Step 4: Then add all the other ingredients before a long, slow cooking. Ramsay uses three times as many chillies than Heston.
Instead of Heston’s trad kidney beans Gordon recommends mixed pulses, but what I got from Sainsbury’s was more of a Bean-Mush-in-A-Can. A messy rip-off, shoppers take note.
Step 5: Heston asks for 1 hour on the stove, while Gordon, with his tough chunks of stewing steak, needs twice that. Both would benefit from double the time. Nows when all the slow-cooker enthusiasts can nod sagely.
Ramsay’s chilli, with its smoky, leathery depth from the paprika and chocolate and sharp up-front hit of spice, could be described as a Man’s Chilli. But it’s not at all balanced. You’d expect Heston to have the unusual ingredients but Ramsay’s try-hard shopping list utterly fails here. Crème fraiche just doesn’t have the same mouthfeel as soured cream, it’s far too light and hollow.
Heston’s chilli is much more traditional and full-bodied, but those red peppers look comically out of place. Did Waitrose need help clearing surplus stock from their warehouses?
All that butter gives you the richness the name implies, but after adding only a third the dish was at the tipping point of becoming too greasy. Being able to personalise your chilli is a great idea, but it leaves you with a choice of too buttery or too mild. Go easy on the lime juice, it can really overpower the other flavours.

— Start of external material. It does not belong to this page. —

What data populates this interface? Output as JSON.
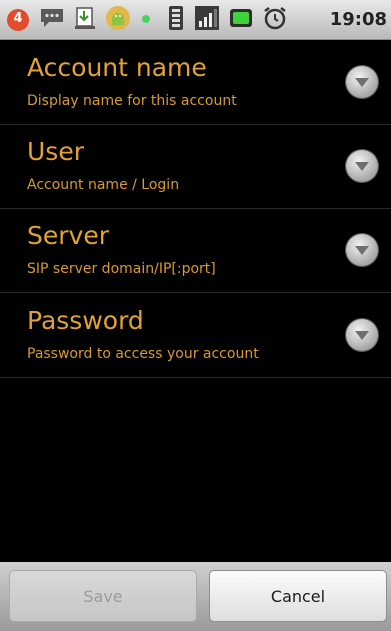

Let’s hope everyone in the house loves chilli, after this experiment we’ve enough leftovers to last beyond Easter.
Blumenthal-bias aside, Gordon’s chilli was far too unbalanced. Next time I’d follow Heston’s chilli con carne recipe, but with the following tweaks:
1. Halve the amount of butter in the spiced butter mix. Or, if you’re a regular chilli eater, quadruple the spice content. The butter adds important flavour, but with the beef and cheese there’s enough fat in the recipe already. The butter freezes very well for future use. Health freaks can just add the spices and oil
2. Add more chilli. It’s entirely personal preference, but Heston’s chilli recipe was far too mild for my liking. The butter method means its impossible to add more heat without also adding deadly quantities of artery-clogging fat.
3. Cook longer and lower. Chilli’s basically a Mexican casserole, and as such benefits from slow cooking. If you do have a slow cooker this dish is ideal for it. I’d go for 6 – 8 hours. Lid off at the end to reduce. Plus, you can add some oxtail for more texture and flavour.
4. Chop the peppers finely and add carrot. There’s nothing wrong with adding more veg, it brings flavour (and vitamins) to the dish. But big chunks of it took away the essence of what a Chili Con Carne is to me. Finely diced carrot would add more body and more healthy veg.
5. Up the umami. After last week’s umami-thon with Heston’s Shepherd’s Pie on Steroids recipe, I’d probably throw in a sheet of sushi nori, some mushroom ketchup and a splash of soy as well to really boost the savoury mouthfeel.
Have you made either of these recipes, or have you got a favourite chilli con carne recipe of your own?Let us know in the comments section below.